Find every line in the records below that contains "image", and copy it.

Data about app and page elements
--- START ---
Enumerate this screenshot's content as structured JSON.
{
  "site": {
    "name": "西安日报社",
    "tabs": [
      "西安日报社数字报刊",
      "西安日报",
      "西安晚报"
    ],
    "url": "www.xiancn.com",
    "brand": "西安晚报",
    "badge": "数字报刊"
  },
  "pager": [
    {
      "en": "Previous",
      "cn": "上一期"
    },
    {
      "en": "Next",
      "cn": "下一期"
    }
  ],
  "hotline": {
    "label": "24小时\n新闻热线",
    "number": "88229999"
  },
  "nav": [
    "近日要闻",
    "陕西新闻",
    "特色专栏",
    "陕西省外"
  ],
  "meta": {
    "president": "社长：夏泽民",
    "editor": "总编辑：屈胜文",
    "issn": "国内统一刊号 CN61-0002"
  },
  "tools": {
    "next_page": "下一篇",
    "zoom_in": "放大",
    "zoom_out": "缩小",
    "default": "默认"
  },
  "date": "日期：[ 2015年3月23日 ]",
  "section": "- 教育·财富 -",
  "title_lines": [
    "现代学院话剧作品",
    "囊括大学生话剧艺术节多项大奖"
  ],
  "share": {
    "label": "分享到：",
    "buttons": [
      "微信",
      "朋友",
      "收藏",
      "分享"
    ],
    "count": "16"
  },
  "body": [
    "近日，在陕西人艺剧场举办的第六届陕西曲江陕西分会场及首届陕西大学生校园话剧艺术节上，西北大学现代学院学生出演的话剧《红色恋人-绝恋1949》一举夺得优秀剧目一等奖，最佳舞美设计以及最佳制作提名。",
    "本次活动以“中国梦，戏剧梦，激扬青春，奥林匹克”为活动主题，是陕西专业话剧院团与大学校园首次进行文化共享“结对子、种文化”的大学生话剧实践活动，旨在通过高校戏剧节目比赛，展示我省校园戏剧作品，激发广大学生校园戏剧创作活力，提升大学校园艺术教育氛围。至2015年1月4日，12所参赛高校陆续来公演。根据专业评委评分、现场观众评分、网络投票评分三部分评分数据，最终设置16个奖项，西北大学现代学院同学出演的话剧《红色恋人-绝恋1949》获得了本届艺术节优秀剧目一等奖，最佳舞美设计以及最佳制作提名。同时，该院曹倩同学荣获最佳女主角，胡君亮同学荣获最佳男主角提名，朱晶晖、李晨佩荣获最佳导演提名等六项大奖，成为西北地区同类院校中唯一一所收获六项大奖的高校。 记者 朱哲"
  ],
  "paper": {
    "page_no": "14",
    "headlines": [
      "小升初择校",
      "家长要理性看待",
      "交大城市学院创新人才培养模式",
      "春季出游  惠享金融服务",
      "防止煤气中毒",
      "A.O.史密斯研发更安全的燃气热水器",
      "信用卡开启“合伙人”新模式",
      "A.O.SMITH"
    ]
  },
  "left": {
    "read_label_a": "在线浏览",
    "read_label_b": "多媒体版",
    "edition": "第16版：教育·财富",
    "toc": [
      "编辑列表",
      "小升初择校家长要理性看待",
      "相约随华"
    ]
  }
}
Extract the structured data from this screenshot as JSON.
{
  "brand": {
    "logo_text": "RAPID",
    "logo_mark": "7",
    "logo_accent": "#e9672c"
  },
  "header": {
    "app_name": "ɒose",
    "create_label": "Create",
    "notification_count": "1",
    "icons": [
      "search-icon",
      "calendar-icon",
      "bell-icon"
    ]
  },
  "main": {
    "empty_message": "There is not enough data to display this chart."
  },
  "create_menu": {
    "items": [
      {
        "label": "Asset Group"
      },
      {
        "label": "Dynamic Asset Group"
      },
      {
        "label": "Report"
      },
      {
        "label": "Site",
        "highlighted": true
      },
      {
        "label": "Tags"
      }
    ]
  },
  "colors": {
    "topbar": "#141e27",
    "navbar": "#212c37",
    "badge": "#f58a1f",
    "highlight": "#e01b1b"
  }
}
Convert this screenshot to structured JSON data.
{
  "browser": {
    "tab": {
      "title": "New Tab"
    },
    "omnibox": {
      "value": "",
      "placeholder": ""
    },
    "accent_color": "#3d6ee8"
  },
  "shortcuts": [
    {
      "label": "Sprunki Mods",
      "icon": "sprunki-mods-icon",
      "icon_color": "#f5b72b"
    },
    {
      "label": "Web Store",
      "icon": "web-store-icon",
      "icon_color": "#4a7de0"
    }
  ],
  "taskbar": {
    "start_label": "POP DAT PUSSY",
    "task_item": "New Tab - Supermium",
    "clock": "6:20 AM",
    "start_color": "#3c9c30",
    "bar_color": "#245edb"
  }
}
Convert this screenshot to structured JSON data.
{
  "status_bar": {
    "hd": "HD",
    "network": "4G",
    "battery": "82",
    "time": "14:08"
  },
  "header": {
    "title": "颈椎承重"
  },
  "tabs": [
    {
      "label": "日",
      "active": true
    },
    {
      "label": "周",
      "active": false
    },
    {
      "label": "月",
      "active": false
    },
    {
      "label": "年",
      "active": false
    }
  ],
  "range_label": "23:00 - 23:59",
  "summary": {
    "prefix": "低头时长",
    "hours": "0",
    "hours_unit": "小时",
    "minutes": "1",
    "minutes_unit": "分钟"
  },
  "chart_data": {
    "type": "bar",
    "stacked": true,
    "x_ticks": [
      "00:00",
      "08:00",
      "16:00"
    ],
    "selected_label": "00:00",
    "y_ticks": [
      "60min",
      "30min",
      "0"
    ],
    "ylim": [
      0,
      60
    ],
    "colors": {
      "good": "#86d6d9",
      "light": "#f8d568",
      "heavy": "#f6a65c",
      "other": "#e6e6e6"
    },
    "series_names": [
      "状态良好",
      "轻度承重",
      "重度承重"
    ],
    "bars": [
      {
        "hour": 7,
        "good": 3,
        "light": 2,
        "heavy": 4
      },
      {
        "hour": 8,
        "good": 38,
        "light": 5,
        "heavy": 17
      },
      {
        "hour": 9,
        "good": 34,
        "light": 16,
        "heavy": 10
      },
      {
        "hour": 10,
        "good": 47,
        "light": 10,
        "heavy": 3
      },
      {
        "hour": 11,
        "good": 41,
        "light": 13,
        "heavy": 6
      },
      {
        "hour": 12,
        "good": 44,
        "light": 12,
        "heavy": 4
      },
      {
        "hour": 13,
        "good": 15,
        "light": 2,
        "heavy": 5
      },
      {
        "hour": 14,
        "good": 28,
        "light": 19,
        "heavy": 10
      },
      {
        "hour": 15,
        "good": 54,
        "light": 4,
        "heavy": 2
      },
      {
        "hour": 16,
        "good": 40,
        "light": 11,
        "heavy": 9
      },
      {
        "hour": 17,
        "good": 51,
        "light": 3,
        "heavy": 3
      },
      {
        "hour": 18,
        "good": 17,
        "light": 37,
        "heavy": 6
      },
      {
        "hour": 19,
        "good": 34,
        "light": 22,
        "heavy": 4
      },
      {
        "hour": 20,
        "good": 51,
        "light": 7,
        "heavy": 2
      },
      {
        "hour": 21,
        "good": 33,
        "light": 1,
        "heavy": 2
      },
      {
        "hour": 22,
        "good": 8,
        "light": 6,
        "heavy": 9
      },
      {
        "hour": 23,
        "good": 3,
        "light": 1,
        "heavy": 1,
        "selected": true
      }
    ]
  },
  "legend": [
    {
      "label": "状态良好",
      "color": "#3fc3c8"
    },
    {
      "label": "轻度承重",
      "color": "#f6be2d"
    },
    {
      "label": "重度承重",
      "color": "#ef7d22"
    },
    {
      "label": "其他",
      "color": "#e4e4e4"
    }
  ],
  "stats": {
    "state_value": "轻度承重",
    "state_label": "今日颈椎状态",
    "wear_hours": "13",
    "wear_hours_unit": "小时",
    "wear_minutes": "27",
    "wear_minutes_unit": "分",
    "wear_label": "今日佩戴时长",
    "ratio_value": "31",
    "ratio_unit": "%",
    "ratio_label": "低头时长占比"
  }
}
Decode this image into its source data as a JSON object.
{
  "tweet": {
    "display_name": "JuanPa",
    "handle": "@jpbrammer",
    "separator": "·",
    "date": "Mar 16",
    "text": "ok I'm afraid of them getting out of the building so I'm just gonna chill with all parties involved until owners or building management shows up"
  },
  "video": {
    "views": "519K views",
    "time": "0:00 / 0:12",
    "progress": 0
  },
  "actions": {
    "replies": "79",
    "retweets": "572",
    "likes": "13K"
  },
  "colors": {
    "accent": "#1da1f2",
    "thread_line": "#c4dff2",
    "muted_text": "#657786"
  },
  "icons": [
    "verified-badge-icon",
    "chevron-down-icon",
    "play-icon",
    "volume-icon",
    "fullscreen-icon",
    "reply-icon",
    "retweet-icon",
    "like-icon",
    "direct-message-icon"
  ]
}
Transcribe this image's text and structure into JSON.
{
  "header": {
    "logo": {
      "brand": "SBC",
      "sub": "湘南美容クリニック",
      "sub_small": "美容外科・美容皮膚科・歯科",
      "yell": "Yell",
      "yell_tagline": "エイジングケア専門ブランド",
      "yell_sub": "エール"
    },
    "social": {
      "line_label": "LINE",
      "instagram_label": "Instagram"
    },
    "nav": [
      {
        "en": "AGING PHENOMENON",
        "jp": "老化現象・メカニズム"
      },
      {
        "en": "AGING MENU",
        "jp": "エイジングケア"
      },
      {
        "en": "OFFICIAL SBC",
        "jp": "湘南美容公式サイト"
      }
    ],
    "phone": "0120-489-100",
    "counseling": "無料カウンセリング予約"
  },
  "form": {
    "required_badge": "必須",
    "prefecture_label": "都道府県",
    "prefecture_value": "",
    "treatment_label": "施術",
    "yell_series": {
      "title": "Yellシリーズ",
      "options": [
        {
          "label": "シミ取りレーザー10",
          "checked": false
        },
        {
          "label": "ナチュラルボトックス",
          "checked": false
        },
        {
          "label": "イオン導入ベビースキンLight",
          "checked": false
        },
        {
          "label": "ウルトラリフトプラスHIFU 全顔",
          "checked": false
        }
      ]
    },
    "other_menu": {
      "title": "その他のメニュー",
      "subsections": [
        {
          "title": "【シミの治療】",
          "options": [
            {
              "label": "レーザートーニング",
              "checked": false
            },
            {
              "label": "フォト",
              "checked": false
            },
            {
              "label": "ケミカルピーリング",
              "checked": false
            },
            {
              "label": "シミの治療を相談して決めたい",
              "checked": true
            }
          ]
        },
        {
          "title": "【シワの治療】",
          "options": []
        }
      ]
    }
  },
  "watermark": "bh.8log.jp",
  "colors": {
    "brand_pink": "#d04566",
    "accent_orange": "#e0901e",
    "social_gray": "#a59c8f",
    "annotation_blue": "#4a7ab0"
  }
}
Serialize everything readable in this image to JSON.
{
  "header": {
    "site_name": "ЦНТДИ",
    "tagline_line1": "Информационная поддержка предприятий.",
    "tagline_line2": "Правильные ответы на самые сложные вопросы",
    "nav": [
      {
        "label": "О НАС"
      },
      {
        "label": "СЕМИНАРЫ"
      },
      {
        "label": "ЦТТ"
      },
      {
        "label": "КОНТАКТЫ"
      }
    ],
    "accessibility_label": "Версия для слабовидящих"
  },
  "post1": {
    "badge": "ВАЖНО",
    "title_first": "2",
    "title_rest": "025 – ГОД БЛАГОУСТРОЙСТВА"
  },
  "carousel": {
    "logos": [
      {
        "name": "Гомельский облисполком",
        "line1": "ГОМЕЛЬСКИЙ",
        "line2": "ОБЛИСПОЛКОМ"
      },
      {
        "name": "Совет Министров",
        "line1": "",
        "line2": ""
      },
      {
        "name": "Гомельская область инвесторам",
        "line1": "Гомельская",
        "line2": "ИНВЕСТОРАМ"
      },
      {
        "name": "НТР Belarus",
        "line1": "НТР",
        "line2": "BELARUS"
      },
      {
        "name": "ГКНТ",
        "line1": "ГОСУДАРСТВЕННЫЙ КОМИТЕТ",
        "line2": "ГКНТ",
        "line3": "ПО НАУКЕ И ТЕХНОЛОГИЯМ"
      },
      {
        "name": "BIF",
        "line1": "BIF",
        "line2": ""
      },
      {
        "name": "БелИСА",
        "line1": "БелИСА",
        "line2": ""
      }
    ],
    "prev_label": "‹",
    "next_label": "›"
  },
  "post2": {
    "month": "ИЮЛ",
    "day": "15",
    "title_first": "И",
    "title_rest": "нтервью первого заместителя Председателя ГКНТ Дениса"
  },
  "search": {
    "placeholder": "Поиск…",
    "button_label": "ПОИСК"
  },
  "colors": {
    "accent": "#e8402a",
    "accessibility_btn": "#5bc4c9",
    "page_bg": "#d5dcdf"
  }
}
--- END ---
**Answer box**
Decode this image into its source data as a JSON object.
Transcribe this image's text and structure into JSON.
Serialize everything readable in this image to JSON.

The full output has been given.